Start of Input material

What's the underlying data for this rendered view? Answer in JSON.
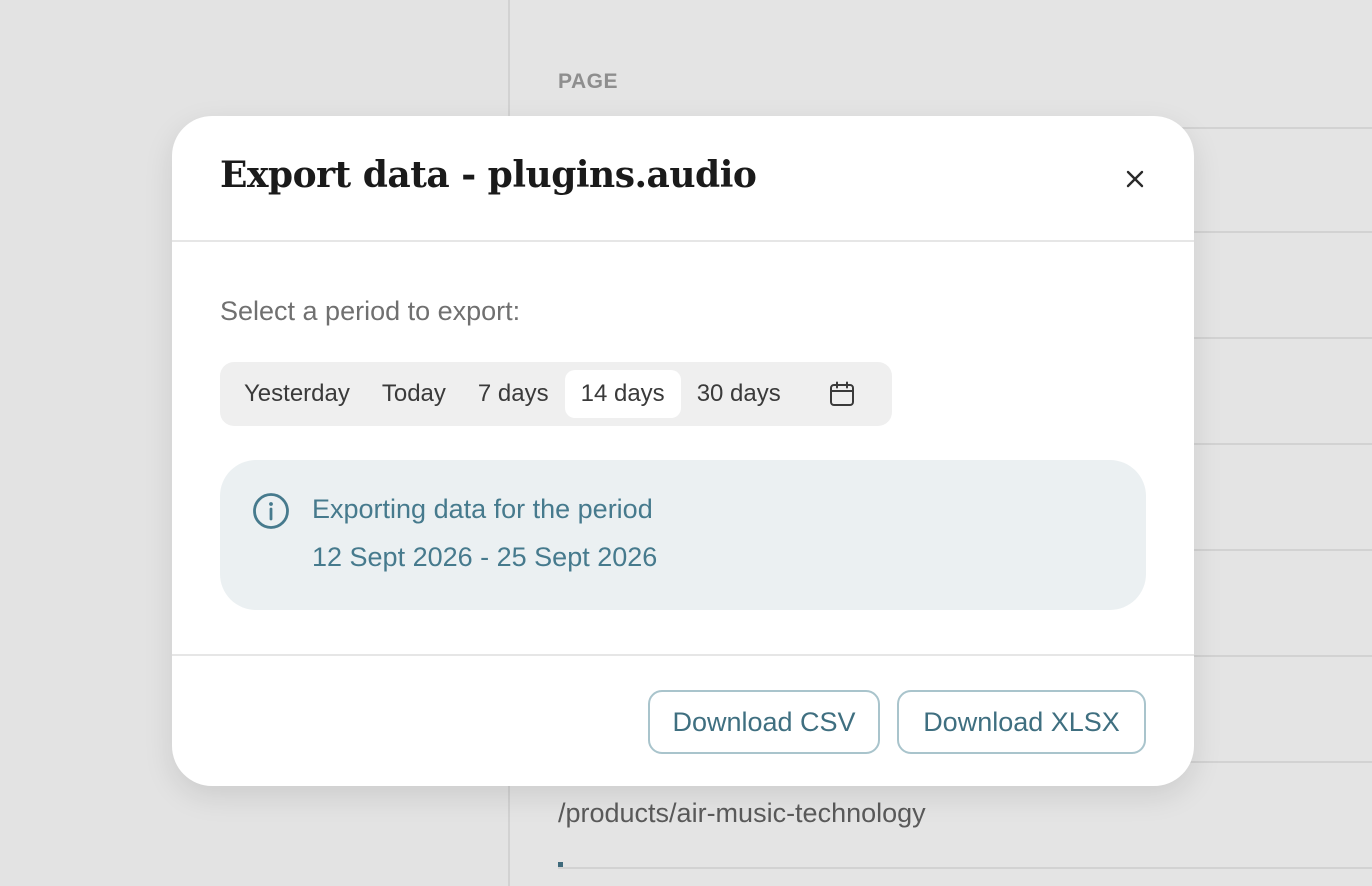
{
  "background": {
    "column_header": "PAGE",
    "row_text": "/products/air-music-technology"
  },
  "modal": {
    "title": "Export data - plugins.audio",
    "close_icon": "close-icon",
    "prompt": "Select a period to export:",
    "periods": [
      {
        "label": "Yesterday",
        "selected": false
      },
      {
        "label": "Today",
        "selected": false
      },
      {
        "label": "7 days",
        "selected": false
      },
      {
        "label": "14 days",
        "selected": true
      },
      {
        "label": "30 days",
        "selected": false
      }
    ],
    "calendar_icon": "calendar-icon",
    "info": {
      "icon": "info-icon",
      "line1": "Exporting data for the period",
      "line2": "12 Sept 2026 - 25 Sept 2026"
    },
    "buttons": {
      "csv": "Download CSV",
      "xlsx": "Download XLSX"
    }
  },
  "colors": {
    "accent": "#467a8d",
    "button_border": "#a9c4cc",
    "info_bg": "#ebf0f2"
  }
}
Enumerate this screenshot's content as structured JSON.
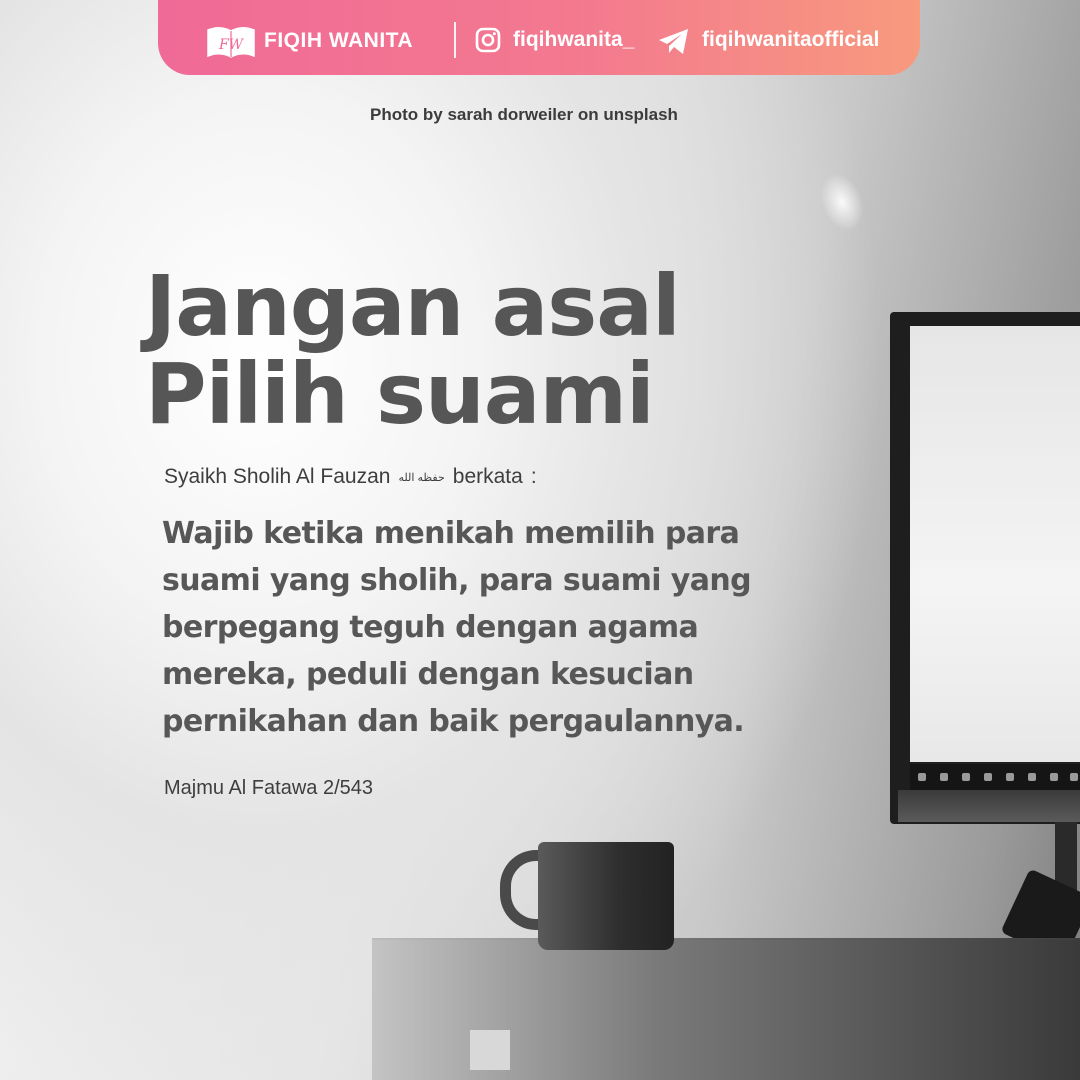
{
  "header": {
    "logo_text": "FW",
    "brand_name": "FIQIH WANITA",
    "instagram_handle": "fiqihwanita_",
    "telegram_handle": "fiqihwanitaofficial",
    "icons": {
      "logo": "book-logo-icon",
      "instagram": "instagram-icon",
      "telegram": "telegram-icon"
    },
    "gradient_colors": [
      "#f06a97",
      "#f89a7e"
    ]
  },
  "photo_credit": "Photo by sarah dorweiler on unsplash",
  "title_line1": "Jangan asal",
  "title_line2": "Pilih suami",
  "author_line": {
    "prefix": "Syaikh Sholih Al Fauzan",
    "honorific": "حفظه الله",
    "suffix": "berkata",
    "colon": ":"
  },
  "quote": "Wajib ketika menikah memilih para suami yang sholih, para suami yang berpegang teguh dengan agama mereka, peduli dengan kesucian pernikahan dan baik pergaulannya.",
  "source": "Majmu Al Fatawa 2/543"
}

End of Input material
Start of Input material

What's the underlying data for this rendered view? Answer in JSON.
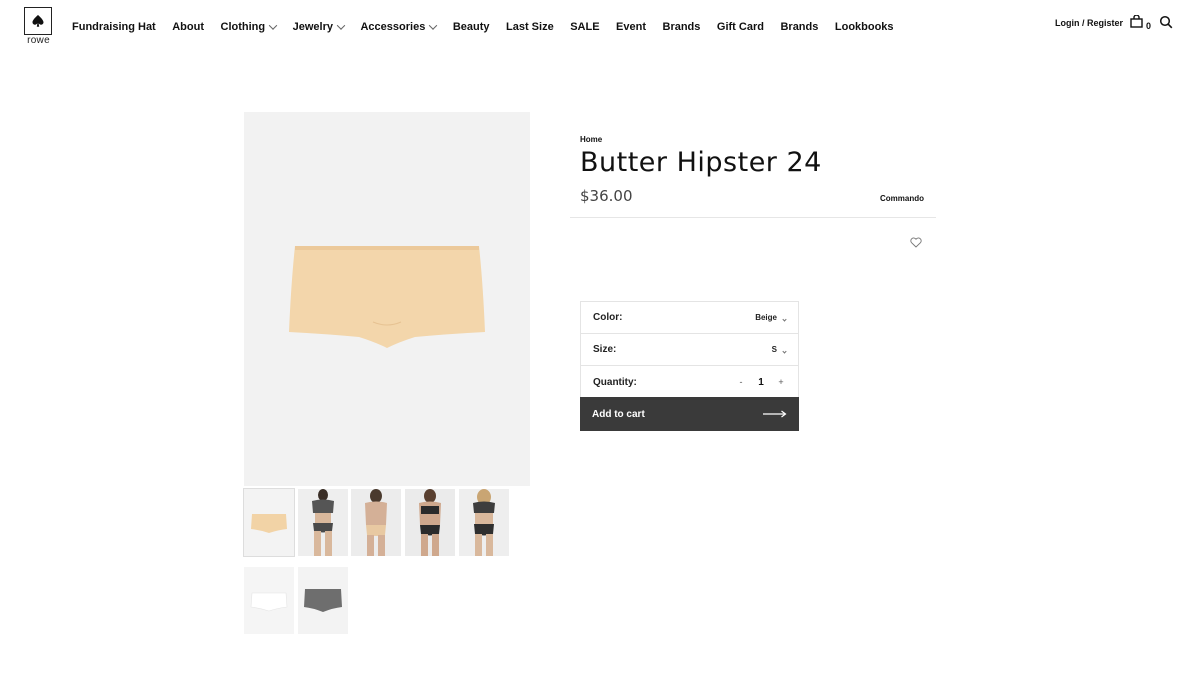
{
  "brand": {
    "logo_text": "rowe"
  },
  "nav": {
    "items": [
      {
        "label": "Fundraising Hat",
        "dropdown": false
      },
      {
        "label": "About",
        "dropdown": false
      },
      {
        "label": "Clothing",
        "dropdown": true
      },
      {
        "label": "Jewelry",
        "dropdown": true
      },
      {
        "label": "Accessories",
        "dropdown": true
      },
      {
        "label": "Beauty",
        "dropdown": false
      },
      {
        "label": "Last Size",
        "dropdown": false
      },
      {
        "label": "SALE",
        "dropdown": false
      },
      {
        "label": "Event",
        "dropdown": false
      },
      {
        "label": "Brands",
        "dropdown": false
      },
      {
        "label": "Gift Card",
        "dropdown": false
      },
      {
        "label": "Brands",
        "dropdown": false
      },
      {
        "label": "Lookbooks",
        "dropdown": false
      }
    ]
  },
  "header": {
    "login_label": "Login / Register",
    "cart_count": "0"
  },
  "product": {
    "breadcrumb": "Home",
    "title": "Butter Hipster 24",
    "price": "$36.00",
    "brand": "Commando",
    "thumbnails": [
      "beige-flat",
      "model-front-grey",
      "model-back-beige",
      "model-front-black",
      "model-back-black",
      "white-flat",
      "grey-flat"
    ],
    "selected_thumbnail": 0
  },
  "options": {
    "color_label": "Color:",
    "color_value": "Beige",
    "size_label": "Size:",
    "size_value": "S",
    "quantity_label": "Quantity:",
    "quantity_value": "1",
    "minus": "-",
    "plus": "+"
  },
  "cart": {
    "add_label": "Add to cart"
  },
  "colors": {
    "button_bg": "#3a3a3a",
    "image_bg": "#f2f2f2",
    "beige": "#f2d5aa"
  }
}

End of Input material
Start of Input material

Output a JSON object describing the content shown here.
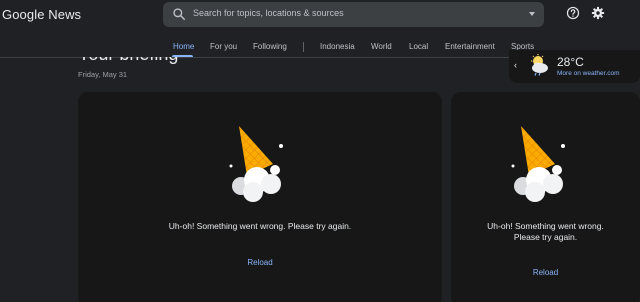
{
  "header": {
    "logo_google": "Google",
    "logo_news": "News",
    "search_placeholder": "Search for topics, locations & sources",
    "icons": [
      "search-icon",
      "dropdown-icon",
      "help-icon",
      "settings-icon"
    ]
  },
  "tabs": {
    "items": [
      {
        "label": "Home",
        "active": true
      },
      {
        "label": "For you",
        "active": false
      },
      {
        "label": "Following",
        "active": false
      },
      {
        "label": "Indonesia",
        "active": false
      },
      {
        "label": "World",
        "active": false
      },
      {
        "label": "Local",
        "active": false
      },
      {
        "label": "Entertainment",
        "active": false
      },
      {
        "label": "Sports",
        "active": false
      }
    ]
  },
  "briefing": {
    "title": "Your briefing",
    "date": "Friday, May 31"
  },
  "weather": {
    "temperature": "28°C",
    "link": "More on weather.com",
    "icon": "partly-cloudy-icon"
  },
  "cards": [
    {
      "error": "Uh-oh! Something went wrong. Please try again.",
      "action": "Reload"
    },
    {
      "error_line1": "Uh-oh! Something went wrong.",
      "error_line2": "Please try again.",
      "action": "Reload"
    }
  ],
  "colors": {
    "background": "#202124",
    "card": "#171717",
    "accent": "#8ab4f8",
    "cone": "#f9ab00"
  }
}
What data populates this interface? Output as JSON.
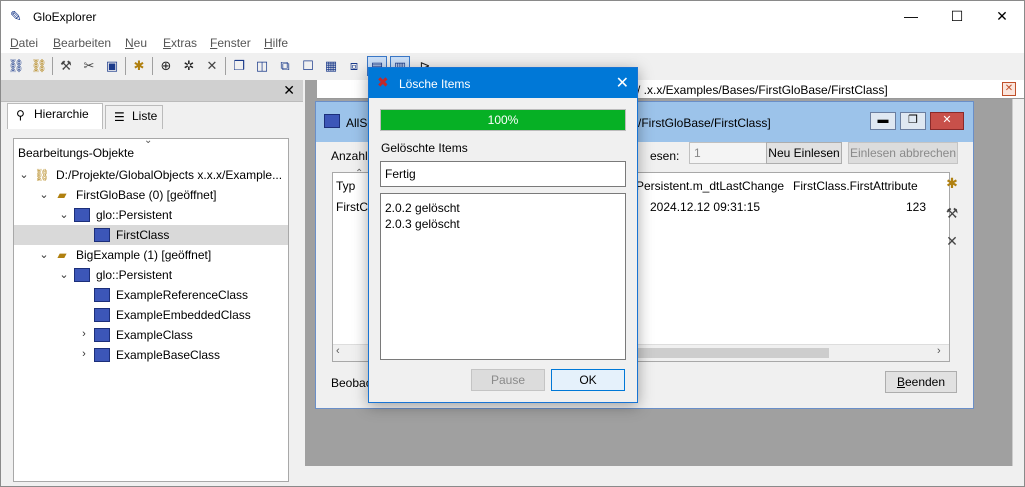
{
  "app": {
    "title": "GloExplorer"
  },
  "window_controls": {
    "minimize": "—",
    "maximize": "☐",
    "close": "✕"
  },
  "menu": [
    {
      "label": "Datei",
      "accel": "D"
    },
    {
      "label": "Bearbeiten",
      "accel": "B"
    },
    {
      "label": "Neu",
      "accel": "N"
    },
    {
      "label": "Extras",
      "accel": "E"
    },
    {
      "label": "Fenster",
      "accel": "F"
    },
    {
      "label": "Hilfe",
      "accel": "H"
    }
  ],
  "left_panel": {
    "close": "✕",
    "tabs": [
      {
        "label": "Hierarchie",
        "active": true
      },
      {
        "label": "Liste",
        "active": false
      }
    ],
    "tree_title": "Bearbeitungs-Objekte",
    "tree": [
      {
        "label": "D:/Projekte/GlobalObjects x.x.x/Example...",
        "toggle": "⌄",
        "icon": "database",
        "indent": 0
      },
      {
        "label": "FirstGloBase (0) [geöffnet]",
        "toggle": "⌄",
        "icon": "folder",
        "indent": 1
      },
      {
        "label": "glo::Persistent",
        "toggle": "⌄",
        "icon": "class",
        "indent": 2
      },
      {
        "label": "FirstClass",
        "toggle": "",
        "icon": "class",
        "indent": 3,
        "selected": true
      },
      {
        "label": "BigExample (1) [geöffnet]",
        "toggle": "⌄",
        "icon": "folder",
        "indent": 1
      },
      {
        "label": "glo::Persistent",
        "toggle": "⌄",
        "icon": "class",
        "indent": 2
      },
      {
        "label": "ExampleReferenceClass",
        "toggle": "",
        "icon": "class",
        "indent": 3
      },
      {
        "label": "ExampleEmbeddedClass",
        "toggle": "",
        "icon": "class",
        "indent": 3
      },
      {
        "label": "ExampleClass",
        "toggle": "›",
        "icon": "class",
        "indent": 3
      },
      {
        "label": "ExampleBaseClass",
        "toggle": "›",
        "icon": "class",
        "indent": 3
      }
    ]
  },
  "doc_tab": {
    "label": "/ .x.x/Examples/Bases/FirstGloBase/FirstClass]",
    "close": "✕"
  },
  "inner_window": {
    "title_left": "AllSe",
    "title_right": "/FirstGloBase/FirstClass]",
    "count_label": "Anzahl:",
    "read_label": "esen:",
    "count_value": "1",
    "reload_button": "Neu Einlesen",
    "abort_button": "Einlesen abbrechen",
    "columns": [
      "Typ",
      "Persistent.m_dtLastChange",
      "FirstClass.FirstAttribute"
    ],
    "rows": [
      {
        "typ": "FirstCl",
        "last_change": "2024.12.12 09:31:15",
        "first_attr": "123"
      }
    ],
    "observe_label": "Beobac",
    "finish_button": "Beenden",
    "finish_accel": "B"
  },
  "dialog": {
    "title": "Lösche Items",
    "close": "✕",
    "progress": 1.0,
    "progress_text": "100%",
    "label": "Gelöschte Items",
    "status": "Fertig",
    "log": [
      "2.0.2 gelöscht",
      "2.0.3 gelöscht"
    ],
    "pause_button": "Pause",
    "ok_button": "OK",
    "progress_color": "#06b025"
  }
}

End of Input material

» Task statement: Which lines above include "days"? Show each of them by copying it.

» Task solution:
        "label": "7 days",
        "label": "14 days",
        "label": "30 days",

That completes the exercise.